Go through the data and retrieve each line that includes the string "content".

Material for this exercise:

/---

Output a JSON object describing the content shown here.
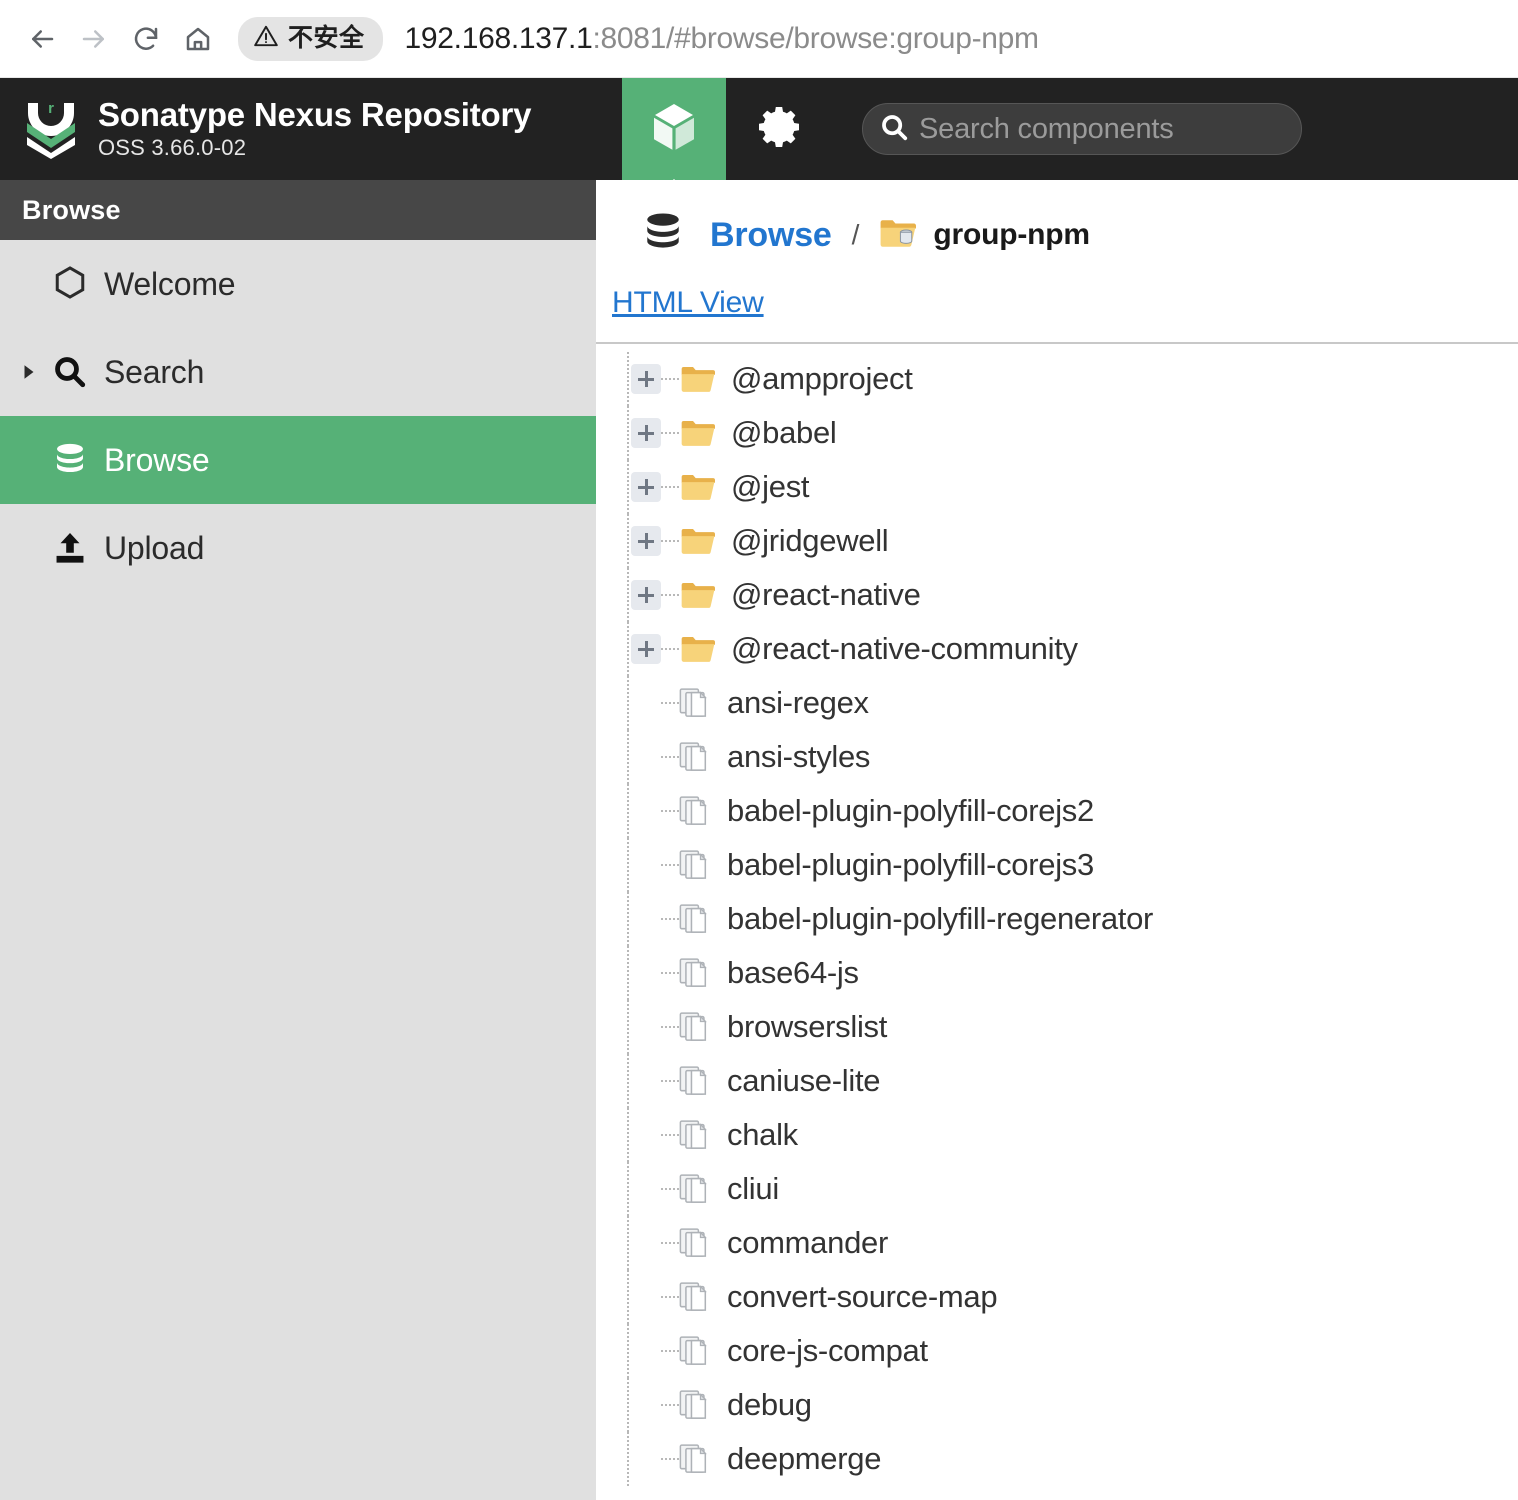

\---
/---

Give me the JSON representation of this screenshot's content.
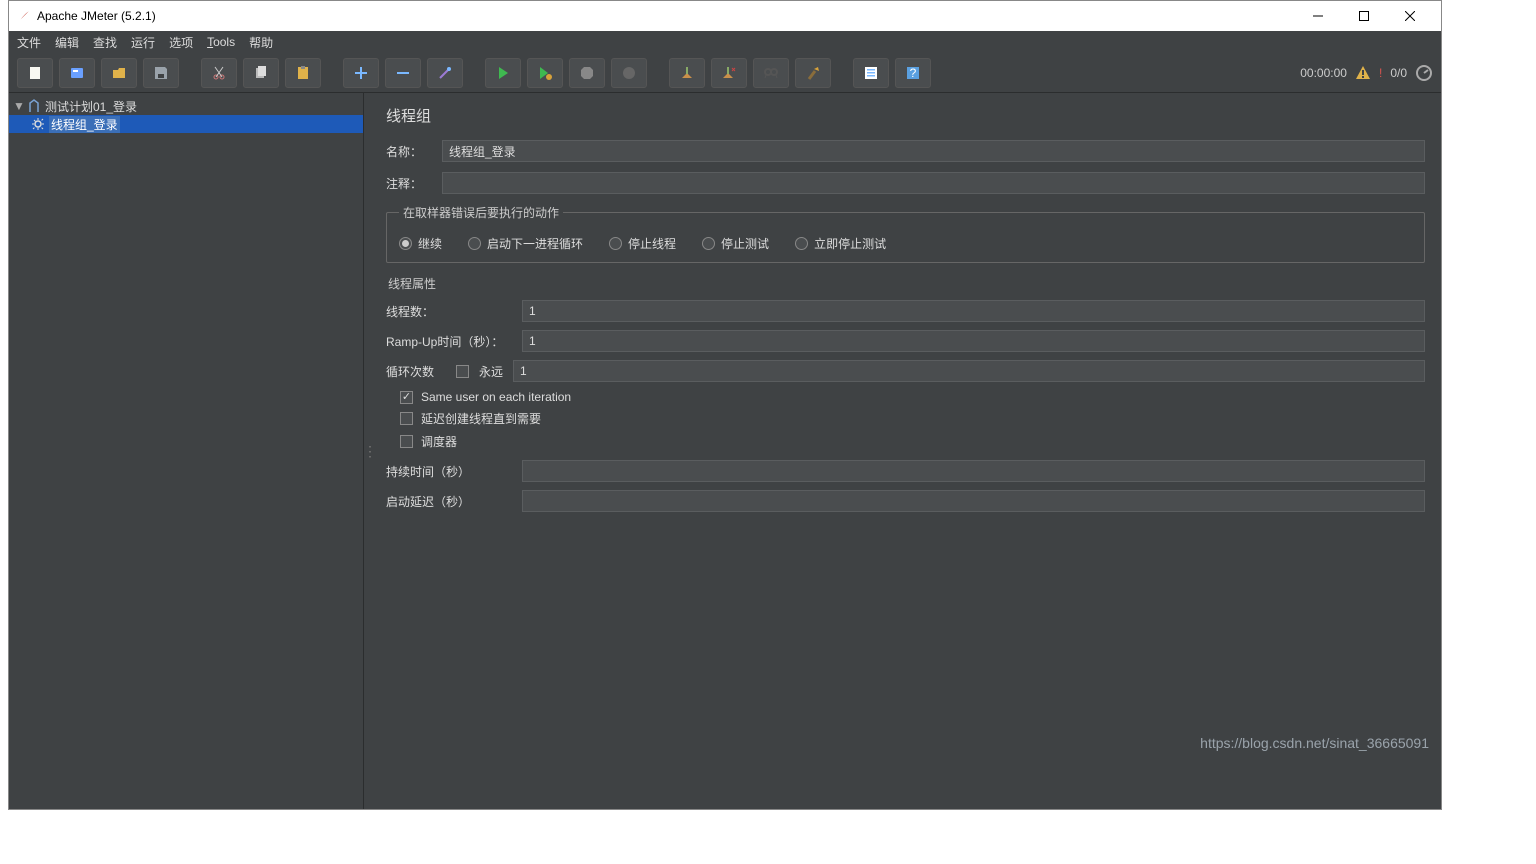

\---
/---

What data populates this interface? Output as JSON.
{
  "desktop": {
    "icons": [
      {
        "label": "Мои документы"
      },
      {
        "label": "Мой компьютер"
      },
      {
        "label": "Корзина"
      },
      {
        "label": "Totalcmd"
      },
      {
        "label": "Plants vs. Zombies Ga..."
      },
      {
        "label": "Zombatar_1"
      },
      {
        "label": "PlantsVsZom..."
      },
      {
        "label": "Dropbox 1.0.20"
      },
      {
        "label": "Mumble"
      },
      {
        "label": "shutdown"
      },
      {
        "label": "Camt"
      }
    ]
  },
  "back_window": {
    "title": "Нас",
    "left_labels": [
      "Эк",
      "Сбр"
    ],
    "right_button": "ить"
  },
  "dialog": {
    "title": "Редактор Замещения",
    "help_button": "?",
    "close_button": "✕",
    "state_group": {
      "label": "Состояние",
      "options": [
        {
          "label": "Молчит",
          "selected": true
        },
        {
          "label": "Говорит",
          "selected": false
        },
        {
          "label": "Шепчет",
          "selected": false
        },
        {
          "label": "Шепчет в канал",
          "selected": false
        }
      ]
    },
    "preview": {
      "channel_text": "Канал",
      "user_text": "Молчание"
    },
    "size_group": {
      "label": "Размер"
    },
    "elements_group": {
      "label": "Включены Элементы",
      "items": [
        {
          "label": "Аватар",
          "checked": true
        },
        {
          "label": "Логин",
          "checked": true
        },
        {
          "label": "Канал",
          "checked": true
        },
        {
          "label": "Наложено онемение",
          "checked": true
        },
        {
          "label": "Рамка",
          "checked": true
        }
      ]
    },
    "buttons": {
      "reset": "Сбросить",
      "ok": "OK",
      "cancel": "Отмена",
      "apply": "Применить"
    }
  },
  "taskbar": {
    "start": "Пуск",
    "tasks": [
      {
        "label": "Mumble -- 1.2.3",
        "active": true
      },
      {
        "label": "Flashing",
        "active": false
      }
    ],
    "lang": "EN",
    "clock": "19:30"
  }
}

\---

Problem solution:
Output a JSON object describing the content shown here.
Give me the JSON representation of this screenshot's content.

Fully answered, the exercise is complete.